Cultural exchange with other countries is a very important means of deepening understanding of India and promoting international friendship and goodwill. With interdependence among nations on the increase, it has become more and more important to promote mutual understanding of such social premises as language, custom, and cultural traditions and to strengthen heart-to-heart contacts through cultural exchange.
This February a group of 18 people including artists and creatives of many disciplines visit Kolkata from Barrow-in-Furness in the North-West of England.
After securing funding from the British Council, BarrowFull and Song of Soul’s cultural exchange project, “A New Jute Route” began in 2022; an artist-sharing cross-continental partnership grew between India and the UK.
This visit is the next step in this British Council-backed initiative, where Barrovian artists, as well as community leaders including Women’s Community Matters and DropZone, visit Kolkata between 10 and 20 February 2023 to share practice, collaborate and discover new ways of working from one another.
Workshops will be led in the ‘City of Joy’ by Barrow-based Lego animation-creator Tori Davis, who will be using toy bricks donated by the LEGO foundation in Denmark to work with Future Hope school. Other artists leading workshops include: BarrowFull’s artist for change Danielle Chappell-Aspinwall; Kate Davis, an awardwining poet who lives on Walney Island; Barrovian actor Sally-Ann Staunton, who has performed in plays across the UK; John Rennie a Barrovian filmmaker and creative; and BarrowFull’s Creative Director, Dr Daniel Tyler-McTighe, will collaborate with Mr Kaushik Dutta to lead experiments with theatrical scenes that mix music with spoken Bengali, Hindi and ‘Barrovian English’.
Associate company Open Theatre will run workshops for several important organisations in the city who look after and teach young people with learning disabilities and Autism and their teachers and make connections between them and the students and staff at Barrow’s special school, George Hastwell.
Swerve and JD will continue in the recording studio working with more traditional Indian musicians and representatives of Barrow’s charities and youth provision will visit women’s and children’s charities, a school for slum and street children and more.
Previously, in July 2022, BarrowFull, welcomed 8 Indian artists along with Kaushik Dutta, Sarmistha Sarker (Painter), Angana Mukherjee (Dancer), Shinjini Paul (Cinematographer), Srabasti (Movement therapist) and four musicians, to the town who explored Barrow’s historic links to Kolkata and the Jute trade through creative activities, engaging with 1000s of local people and children. Working with local companies Horizon Studios, Furness Multicultural Community Forum, Drop Zone Youth, Thought for Time and Chinwaggers at Women’s Community Matters, The Forum, Coast Roads Festival, Barrow Deaf Centre and Ormsgill Stronger Together as well as Birmingham-based theatre outreach practitioners Open Theatre at George Hastwell school, Kaushik Dutta, Director of Song of Soul and SOS Productions, said, “I think it’s of great importance to be exchanging views and ideas from both countries. It’s not only about the music and the arts, it’s about our different cultures as a whole.”

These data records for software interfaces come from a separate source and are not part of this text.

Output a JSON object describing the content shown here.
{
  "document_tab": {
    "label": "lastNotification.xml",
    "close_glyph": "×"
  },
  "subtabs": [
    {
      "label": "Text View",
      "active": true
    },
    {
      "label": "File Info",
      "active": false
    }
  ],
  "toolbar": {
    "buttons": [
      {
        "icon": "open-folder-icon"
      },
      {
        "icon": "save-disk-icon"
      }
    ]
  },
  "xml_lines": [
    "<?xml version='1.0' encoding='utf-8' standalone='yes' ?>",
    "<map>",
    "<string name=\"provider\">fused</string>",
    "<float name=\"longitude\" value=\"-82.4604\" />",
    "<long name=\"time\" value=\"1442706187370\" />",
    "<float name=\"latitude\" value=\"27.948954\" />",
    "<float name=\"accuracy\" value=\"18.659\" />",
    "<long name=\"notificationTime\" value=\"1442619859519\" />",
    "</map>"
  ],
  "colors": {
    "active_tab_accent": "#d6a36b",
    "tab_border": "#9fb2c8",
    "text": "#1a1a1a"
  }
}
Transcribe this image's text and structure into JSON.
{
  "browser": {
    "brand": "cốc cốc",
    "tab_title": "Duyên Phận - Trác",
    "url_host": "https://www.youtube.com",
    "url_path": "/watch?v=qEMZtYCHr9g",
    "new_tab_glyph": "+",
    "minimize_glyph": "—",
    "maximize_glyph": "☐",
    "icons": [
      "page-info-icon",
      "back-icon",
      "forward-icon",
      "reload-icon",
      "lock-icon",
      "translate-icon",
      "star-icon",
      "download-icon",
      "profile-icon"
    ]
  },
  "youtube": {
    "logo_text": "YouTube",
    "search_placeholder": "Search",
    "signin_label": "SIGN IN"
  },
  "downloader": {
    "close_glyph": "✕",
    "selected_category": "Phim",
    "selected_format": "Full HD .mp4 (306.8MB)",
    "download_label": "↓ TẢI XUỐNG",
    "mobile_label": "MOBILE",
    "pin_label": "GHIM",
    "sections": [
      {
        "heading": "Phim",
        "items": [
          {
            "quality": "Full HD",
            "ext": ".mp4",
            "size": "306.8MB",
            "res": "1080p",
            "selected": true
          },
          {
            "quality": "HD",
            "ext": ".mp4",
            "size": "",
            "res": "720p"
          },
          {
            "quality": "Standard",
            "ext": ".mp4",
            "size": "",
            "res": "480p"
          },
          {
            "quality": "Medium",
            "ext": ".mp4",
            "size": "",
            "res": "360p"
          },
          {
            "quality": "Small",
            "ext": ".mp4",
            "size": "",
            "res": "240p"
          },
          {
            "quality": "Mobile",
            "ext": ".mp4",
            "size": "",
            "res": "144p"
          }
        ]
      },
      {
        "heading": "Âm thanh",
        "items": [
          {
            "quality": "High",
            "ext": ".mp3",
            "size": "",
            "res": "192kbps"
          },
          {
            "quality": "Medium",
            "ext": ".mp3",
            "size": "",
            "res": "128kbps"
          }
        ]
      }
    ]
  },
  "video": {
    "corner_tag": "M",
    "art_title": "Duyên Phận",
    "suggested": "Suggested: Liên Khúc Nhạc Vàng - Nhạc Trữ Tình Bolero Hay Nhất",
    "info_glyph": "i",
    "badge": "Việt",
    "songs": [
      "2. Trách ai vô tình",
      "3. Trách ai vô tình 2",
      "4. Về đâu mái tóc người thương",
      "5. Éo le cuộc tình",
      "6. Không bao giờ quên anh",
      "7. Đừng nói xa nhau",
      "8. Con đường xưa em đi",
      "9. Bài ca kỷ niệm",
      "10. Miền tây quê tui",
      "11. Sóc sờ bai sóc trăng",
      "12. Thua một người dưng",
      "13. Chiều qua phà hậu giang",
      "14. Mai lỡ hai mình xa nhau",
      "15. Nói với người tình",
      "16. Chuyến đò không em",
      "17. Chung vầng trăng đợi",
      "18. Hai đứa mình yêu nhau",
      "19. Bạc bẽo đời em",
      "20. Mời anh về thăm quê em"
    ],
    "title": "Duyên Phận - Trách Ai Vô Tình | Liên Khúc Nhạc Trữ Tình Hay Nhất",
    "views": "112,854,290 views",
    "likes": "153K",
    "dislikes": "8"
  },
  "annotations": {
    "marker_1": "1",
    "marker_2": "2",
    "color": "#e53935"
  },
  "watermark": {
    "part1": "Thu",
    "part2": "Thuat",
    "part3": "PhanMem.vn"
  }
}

As part of the exchange, Indian musicians worked with Barrovian musicians and rapper Swerve and JD (Josh Duncan and Josh Spedding) of Horizon Studios, the award-winning music production and education company based in Barrow to create new soundscapes blending Indian traditional folk music and sound with contemporary rap.